*** Exercise material
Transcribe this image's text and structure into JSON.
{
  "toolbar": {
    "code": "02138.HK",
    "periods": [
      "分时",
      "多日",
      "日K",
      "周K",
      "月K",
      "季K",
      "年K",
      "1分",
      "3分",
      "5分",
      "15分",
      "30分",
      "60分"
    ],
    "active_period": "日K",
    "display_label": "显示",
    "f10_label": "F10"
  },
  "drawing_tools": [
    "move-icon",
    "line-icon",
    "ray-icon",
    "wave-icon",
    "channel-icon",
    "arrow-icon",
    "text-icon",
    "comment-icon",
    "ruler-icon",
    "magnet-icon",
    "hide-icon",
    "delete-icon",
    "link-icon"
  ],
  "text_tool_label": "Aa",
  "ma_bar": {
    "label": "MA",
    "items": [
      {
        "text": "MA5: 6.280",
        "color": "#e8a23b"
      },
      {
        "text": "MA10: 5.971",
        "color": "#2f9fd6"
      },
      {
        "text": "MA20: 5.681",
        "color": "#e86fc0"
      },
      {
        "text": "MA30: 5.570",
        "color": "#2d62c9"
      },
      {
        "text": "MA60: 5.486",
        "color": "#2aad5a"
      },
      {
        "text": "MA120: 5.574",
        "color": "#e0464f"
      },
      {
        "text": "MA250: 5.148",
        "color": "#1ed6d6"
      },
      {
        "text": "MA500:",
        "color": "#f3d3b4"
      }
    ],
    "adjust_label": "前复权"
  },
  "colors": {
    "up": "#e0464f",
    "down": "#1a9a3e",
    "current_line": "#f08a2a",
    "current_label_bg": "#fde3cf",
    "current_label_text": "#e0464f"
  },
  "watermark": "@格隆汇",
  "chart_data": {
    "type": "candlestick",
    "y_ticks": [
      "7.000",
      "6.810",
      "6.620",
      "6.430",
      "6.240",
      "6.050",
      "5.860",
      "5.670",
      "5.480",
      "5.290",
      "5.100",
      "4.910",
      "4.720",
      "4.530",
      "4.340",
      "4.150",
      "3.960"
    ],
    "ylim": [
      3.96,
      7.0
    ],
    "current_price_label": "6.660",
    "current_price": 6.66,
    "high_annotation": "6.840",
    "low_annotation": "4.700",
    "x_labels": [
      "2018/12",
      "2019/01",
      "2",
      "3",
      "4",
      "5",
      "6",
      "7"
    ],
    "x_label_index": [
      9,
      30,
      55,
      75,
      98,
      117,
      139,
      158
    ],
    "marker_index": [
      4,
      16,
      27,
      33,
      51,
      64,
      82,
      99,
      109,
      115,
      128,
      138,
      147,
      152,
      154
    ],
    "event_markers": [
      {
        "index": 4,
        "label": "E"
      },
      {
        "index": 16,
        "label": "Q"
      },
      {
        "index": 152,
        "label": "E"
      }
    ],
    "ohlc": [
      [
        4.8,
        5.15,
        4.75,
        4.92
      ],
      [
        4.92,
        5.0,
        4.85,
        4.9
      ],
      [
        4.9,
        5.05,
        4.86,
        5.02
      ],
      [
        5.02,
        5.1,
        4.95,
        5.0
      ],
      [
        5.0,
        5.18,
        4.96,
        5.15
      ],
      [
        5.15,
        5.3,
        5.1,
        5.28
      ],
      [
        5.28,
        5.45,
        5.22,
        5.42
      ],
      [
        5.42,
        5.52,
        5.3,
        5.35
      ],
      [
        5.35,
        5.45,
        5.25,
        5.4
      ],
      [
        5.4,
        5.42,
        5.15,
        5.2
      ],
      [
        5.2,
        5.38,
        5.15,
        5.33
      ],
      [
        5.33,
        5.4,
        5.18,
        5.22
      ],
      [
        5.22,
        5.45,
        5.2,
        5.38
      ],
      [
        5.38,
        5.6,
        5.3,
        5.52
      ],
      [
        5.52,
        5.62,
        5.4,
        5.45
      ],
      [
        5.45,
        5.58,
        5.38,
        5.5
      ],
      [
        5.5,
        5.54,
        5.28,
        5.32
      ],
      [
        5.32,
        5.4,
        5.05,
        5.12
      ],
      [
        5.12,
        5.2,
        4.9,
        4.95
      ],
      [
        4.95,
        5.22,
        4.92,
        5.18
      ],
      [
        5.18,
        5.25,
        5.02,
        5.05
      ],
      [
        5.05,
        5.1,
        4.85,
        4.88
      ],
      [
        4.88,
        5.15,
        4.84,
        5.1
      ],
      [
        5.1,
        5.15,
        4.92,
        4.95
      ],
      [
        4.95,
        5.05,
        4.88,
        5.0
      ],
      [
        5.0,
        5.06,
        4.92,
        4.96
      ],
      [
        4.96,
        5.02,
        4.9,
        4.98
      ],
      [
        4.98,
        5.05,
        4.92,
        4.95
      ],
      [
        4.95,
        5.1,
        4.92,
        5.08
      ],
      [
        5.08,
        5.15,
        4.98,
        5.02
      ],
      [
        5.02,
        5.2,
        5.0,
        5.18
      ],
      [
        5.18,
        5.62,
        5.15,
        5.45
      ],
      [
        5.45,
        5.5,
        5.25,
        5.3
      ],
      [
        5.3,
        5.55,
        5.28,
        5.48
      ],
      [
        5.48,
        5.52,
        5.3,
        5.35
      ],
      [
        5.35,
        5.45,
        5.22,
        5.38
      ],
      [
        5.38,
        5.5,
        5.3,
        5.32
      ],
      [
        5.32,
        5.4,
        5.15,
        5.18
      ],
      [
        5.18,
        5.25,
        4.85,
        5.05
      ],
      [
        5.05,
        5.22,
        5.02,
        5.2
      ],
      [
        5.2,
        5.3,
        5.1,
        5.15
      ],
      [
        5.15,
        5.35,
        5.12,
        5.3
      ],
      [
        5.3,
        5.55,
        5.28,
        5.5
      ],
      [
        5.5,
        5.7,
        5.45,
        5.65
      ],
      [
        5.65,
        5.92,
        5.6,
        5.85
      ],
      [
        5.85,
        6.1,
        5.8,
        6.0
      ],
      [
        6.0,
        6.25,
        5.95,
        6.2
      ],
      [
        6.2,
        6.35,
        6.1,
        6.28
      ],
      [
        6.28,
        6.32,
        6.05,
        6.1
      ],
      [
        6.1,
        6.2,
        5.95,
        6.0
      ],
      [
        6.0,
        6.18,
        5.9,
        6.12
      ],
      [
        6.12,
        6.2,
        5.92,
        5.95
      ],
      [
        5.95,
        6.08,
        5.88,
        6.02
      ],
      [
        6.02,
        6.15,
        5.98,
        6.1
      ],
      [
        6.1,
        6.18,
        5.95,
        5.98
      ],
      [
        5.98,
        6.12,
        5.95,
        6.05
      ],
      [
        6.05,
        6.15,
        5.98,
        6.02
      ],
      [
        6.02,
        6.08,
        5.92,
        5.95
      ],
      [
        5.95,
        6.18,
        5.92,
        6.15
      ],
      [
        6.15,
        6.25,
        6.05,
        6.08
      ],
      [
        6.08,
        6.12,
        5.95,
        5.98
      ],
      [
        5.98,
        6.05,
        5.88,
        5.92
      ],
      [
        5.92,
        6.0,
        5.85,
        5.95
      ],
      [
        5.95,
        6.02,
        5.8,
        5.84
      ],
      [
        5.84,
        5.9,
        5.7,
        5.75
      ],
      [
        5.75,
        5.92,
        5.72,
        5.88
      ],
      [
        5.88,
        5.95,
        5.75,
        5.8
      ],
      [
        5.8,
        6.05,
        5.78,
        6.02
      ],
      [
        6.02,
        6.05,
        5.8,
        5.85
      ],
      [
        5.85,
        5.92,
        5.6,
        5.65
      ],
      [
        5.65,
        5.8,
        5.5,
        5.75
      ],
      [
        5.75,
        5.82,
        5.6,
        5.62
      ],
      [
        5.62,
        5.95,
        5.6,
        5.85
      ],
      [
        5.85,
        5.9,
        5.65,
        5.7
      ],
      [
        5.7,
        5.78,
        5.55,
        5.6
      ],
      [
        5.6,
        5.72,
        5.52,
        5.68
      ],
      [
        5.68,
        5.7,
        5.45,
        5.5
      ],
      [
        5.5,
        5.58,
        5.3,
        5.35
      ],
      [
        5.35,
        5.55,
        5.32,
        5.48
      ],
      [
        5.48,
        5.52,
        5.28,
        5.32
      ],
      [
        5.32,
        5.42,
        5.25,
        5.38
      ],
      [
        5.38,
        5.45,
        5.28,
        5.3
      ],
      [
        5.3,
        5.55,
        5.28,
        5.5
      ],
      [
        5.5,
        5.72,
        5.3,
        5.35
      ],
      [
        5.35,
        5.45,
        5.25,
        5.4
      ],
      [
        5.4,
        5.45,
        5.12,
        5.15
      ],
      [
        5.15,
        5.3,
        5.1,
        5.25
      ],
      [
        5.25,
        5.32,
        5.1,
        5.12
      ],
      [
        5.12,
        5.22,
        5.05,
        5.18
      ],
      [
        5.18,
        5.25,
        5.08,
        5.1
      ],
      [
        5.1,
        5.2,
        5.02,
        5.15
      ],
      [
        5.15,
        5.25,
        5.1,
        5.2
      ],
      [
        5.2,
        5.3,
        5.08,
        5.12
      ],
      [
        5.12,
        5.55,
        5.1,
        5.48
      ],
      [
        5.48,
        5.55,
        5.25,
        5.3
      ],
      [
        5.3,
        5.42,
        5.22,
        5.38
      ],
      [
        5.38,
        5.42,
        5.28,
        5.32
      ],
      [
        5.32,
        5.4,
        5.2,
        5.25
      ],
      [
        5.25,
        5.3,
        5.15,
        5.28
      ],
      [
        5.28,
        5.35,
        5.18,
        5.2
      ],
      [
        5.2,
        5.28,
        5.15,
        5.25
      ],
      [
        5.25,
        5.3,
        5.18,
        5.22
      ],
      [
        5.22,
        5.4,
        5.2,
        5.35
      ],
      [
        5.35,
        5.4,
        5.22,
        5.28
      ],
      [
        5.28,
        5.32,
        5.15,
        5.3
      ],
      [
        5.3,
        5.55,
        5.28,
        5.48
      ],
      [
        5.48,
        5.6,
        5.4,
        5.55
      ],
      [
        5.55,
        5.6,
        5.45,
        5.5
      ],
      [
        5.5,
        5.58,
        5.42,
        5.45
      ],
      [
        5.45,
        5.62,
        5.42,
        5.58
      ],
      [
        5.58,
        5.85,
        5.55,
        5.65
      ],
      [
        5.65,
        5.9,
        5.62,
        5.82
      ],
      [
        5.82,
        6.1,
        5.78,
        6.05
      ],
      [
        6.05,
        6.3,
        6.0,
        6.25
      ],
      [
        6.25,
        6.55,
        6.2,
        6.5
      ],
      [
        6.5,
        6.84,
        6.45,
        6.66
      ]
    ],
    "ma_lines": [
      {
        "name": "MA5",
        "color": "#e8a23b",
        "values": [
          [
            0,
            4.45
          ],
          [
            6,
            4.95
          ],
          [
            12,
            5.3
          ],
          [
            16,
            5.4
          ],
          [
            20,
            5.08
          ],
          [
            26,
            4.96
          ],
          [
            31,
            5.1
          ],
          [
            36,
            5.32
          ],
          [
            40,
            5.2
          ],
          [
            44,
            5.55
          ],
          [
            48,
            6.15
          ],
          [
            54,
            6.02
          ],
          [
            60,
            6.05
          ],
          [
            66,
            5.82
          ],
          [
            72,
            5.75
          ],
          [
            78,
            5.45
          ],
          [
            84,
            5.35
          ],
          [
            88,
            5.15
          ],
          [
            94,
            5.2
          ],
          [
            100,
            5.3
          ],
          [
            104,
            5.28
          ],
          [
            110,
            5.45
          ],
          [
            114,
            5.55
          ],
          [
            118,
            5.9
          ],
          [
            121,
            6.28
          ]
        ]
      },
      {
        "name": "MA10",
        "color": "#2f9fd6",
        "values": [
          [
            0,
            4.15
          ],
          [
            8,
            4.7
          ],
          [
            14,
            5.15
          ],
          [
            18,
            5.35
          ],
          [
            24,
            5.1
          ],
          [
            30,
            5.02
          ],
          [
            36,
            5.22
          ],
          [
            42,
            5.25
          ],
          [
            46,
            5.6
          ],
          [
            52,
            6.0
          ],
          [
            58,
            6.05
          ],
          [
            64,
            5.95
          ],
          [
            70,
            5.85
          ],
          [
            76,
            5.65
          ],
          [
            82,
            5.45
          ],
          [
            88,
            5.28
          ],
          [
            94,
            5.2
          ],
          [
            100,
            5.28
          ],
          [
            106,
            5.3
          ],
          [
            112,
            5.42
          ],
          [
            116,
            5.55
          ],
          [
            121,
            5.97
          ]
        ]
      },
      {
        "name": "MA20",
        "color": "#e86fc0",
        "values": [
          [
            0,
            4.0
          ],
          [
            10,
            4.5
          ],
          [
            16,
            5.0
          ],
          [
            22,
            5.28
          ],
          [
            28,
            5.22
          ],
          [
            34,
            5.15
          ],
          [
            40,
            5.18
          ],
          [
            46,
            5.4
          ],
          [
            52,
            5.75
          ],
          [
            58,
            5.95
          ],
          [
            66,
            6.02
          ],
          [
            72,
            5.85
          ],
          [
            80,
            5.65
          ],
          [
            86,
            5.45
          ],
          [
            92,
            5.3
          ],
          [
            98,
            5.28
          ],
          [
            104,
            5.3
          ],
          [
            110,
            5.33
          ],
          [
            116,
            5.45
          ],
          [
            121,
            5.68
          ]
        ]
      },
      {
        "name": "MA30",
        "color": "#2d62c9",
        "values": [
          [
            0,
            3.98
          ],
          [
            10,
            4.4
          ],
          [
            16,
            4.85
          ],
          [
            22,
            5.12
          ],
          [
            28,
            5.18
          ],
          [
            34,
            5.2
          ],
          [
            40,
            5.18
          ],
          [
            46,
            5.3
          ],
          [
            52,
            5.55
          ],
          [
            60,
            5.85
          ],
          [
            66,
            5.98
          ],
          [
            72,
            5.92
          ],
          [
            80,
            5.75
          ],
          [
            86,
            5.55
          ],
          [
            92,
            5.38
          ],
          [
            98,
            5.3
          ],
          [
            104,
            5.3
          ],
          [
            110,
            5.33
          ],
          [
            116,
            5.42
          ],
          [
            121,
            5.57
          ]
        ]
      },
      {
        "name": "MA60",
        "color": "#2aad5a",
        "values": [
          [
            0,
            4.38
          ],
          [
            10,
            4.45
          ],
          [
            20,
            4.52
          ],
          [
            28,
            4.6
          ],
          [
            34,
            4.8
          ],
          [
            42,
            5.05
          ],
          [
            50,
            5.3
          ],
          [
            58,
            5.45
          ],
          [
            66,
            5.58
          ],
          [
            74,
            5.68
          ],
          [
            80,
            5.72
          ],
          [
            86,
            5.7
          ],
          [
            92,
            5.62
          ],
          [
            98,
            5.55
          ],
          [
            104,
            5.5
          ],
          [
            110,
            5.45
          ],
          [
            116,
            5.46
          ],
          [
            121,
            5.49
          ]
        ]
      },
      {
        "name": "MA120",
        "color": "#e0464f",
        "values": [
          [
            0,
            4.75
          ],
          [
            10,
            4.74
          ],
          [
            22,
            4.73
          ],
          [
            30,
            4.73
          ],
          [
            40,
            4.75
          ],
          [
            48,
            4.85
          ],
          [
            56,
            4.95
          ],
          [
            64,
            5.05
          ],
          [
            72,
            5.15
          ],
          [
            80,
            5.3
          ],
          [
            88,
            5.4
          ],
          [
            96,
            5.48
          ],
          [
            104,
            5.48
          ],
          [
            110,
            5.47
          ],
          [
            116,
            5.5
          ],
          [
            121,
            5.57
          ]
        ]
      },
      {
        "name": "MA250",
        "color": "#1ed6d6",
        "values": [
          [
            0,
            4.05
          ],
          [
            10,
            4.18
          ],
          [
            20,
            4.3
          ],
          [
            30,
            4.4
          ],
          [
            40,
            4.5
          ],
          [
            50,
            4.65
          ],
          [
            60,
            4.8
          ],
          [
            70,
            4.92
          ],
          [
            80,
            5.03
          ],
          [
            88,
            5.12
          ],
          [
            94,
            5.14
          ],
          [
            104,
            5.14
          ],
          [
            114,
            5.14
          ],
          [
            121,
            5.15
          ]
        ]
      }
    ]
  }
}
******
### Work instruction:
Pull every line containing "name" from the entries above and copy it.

### Result below:
        "name": "MA5",
        "name": "MA10",
        "name": "MA20",
        "name": "MA30",
        "name": "MA60",
        "name": "MA120",
        "name": "MA250",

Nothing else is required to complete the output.